Below are some records. Copy every line in them that holds "signal".
===
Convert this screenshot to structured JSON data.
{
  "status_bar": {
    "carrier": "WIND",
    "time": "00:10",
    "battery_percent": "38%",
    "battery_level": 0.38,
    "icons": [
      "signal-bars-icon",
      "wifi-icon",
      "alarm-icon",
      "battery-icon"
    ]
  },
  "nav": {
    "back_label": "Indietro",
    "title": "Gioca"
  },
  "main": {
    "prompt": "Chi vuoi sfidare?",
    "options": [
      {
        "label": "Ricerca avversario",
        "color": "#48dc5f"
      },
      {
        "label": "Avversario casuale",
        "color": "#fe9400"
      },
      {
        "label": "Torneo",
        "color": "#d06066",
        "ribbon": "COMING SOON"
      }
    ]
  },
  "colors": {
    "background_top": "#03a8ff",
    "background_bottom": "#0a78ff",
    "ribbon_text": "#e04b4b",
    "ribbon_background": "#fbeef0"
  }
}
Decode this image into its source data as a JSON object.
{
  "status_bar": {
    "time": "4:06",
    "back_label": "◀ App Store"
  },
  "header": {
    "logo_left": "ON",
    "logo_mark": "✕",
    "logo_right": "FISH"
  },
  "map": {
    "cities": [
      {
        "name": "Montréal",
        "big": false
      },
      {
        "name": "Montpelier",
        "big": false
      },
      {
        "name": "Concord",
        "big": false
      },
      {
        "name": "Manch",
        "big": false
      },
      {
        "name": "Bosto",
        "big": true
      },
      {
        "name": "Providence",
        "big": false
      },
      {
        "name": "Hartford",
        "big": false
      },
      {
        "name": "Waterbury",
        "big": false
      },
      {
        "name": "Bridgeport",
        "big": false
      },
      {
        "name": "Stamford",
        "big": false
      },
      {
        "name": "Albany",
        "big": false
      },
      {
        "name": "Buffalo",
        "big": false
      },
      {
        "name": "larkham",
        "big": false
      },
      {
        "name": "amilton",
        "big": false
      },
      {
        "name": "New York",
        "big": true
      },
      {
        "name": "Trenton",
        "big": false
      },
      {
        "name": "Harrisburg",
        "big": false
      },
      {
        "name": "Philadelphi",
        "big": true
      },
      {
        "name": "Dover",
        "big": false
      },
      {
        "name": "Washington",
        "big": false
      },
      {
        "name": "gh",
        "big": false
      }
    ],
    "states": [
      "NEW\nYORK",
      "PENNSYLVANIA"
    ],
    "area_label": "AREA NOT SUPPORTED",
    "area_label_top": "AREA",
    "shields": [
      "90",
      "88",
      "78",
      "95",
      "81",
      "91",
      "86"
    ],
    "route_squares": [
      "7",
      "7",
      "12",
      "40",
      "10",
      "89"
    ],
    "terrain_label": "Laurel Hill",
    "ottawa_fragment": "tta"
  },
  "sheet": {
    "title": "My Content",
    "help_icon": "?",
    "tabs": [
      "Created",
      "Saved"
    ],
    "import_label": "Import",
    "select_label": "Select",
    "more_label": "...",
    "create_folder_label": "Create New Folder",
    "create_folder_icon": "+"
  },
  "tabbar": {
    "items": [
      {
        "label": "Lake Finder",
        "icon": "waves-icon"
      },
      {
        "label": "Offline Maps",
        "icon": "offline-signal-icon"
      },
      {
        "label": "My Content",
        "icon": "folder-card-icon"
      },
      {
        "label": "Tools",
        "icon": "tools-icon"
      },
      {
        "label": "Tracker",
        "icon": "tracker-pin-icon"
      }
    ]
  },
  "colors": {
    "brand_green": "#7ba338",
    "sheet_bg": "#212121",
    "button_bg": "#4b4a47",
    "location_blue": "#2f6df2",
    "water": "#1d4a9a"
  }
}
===
WRITTEN REPLY:
      "signal-bars-icon",
        "icon": "offline-signal-icon"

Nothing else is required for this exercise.